Interface dataset entries:
==================================================

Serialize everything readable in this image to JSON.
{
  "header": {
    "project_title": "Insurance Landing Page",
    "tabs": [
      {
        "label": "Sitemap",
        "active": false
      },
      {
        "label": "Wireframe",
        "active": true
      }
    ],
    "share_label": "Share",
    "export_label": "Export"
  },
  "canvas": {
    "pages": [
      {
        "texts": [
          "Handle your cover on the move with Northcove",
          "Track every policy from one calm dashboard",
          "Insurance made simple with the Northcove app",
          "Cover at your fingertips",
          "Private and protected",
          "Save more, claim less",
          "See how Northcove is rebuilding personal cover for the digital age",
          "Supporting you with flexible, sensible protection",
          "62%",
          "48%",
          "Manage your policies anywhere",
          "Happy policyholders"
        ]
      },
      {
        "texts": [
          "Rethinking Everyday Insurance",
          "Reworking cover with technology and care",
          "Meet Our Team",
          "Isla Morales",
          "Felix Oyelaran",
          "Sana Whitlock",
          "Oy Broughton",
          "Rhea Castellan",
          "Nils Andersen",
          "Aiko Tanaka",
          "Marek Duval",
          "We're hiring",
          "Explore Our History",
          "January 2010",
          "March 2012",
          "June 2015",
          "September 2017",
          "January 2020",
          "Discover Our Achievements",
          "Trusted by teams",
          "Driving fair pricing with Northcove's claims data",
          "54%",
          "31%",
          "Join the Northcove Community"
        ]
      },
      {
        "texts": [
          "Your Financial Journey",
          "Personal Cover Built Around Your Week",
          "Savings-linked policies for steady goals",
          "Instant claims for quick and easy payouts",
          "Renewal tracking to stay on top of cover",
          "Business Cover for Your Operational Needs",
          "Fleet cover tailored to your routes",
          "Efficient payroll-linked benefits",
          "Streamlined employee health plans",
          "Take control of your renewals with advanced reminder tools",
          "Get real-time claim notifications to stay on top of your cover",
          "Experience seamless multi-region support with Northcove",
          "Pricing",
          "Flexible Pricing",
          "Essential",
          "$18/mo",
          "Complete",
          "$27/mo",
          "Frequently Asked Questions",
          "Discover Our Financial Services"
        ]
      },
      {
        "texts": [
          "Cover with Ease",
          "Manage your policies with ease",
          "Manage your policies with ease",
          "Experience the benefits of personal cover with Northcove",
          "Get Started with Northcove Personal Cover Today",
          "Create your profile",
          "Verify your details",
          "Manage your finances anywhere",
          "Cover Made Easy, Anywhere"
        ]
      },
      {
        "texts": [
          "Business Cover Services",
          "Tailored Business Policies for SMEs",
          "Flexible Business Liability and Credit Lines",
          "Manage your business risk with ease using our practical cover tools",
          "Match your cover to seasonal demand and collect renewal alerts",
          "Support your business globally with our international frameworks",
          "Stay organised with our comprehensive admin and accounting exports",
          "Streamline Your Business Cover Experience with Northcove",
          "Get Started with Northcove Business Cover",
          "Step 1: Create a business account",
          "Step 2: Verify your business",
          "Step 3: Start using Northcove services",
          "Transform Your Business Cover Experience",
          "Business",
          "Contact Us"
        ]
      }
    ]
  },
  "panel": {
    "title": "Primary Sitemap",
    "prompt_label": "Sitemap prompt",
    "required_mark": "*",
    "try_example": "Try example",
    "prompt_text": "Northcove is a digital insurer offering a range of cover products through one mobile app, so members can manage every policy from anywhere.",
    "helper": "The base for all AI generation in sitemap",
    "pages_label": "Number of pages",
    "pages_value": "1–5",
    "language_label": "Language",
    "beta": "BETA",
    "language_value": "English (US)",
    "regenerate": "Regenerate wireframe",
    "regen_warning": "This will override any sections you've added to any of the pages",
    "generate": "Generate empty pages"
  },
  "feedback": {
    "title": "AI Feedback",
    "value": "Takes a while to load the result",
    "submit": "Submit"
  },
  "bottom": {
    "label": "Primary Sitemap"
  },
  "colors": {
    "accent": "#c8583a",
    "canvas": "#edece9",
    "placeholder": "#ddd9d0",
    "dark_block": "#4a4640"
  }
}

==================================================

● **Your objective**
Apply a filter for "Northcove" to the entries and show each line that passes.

● **Exercise solution**
          "Handle your cover on the move with Northcove",
          "Insurance made simple with the Northcove app",
          "See how Northcove is rebuilding personal cover for the digital age",
          "Driving fair pricing with Northcove's claims data",
          "Join the Northcove Community"
          "Experience seamless multi-region support with Northcove",
          "Experience the benefits of personal cover with Northcove",
          "Get Started with Northcove Personal Cover Today",
          "Streamline Your Business Cover Experience with Northcove",
          "Get Started with Northcove Business Cover",
          "Step 3: Start using Northcove services",
    "prompt_text": "Northcove is a digital insurer offering a range of cover products through one mobile app, so members can manage every policy from anywhere.",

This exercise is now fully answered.